◆ PROBLEM TO WORK ON: Go through the records and filter out every line lacking the word "action"; copy the lines that remain.

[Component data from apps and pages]
···

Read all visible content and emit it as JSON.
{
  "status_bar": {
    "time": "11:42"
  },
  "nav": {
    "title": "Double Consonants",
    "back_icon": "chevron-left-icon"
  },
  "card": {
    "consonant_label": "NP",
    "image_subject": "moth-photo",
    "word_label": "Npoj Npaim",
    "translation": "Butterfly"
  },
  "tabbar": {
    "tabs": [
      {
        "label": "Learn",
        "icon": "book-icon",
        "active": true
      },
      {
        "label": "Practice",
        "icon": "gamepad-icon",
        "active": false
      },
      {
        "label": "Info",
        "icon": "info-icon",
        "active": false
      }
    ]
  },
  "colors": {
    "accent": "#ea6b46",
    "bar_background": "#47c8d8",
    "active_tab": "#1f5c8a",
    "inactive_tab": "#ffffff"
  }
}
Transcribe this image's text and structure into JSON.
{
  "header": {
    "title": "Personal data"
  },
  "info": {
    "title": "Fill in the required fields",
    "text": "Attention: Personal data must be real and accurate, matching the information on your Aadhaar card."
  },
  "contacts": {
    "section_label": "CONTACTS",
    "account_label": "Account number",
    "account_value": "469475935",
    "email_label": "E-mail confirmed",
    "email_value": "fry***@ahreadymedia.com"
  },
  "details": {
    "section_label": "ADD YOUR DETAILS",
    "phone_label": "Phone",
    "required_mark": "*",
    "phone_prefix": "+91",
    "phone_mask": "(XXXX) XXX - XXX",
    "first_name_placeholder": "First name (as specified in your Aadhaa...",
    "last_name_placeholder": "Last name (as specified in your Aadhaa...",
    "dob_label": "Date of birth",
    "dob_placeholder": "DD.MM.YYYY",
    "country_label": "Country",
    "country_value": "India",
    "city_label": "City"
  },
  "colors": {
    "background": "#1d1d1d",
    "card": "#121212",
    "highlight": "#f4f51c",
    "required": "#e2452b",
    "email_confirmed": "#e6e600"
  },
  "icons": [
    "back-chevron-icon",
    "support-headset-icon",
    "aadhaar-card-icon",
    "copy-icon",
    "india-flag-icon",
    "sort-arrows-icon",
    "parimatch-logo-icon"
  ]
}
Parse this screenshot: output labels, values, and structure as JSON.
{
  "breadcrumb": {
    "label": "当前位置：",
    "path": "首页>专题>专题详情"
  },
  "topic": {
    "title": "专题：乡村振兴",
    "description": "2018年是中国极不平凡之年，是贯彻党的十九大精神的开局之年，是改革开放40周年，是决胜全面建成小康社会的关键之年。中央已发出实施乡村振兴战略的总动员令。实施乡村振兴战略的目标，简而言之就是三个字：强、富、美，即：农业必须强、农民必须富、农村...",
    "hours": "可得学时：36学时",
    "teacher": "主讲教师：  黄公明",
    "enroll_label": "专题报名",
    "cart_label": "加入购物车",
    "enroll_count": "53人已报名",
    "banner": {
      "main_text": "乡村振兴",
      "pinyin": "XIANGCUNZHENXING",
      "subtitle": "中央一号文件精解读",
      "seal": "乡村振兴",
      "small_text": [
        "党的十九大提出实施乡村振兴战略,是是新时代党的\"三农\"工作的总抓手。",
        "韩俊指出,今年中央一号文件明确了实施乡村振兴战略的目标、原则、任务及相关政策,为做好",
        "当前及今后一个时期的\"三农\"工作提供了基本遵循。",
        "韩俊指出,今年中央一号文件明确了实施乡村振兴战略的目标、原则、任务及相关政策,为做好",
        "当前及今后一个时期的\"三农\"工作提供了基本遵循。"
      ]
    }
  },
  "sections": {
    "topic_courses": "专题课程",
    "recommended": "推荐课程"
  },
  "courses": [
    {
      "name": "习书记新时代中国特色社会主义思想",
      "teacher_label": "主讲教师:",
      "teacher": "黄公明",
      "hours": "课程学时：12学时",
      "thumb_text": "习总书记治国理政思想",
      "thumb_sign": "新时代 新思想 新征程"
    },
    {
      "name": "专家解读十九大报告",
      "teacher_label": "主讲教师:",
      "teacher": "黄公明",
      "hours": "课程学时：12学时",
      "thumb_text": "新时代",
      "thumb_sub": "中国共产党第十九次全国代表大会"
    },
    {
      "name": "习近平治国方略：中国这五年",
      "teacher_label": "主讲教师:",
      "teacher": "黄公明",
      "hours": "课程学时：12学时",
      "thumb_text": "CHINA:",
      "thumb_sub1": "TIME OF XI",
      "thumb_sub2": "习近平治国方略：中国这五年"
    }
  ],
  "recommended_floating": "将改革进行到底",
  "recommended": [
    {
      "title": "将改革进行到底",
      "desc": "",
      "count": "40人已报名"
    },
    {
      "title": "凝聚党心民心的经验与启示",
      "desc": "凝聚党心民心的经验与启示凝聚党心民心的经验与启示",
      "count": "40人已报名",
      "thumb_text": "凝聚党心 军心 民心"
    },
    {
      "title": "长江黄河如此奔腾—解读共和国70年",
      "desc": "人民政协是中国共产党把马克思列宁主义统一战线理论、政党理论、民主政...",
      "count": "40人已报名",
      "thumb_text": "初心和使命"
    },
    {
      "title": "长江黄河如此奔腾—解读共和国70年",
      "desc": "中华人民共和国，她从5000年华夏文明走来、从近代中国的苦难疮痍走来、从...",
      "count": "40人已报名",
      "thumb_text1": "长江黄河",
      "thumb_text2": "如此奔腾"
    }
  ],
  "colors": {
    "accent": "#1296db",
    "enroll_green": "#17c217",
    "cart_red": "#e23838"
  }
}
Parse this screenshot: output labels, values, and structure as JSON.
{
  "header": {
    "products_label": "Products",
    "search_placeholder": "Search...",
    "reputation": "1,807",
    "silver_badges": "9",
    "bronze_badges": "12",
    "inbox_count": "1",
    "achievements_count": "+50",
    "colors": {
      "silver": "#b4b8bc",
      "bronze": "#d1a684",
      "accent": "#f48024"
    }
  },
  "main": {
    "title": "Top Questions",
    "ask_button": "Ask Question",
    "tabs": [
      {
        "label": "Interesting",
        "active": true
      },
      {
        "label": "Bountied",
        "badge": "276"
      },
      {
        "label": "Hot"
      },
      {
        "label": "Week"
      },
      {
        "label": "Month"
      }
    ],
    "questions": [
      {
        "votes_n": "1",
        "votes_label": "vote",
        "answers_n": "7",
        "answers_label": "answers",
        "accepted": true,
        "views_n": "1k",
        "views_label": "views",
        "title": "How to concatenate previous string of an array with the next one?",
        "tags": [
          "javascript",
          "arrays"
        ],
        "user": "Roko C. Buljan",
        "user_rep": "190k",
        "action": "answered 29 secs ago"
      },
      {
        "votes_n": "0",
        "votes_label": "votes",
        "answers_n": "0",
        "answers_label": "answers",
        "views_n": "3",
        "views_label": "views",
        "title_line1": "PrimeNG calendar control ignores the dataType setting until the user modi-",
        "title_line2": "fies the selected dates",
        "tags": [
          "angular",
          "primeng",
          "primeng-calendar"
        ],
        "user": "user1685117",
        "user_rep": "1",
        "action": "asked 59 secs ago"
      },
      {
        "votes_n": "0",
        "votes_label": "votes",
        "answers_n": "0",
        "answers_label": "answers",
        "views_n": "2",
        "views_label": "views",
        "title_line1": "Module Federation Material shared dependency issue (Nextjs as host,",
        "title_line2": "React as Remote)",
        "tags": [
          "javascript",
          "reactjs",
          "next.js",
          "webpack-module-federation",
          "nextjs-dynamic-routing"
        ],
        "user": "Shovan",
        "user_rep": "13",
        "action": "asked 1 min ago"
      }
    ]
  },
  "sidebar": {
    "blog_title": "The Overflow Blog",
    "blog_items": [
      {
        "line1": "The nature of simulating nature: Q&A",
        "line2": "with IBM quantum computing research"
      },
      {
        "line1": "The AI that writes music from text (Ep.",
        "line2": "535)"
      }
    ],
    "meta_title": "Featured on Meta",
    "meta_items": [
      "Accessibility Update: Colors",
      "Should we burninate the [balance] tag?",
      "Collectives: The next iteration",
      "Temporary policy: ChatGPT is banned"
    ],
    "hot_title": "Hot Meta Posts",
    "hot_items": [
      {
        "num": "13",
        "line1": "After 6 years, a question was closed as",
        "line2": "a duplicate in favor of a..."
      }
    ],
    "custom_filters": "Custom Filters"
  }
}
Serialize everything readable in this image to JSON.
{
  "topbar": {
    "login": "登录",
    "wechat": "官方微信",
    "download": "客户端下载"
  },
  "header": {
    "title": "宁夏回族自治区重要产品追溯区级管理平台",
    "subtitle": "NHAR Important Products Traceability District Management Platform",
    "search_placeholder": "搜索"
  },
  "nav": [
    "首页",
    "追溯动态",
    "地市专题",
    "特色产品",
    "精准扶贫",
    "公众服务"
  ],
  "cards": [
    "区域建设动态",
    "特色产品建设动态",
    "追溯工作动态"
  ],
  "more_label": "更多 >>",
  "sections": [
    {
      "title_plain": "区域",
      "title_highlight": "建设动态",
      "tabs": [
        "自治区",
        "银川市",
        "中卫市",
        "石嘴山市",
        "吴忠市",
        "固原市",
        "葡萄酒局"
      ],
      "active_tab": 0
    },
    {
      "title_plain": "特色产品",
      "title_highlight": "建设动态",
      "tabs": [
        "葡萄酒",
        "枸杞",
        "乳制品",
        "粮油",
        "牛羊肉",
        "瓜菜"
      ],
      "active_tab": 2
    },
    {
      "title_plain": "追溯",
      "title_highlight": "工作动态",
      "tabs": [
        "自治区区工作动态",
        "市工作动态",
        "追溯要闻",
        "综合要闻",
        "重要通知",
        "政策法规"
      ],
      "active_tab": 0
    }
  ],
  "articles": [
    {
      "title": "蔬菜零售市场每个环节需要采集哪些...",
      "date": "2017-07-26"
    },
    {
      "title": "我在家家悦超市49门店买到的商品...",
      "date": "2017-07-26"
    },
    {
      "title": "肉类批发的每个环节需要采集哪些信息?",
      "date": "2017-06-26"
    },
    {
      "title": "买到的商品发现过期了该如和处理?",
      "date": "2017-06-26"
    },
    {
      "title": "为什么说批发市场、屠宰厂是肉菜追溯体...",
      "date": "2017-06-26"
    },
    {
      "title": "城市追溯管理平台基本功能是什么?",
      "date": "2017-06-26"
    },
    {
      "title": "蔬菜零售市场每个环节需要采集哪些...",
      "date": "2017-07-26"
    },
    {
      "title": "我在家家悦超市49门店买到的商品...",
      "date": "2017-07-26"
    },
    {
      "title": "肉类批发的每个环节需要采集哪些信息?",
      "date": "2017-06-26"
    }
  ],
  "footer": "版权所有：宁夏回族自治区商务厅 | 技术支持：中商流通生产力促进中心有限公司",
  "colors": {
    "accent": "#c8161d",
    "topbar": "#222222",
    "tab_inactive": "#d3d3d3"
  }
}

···

◆ ANSWER FOR THE TASK:
        "action": "answered 29 secs ago"
        "action": "asked 59 secs ago"
        "action": "asked 1 min ago"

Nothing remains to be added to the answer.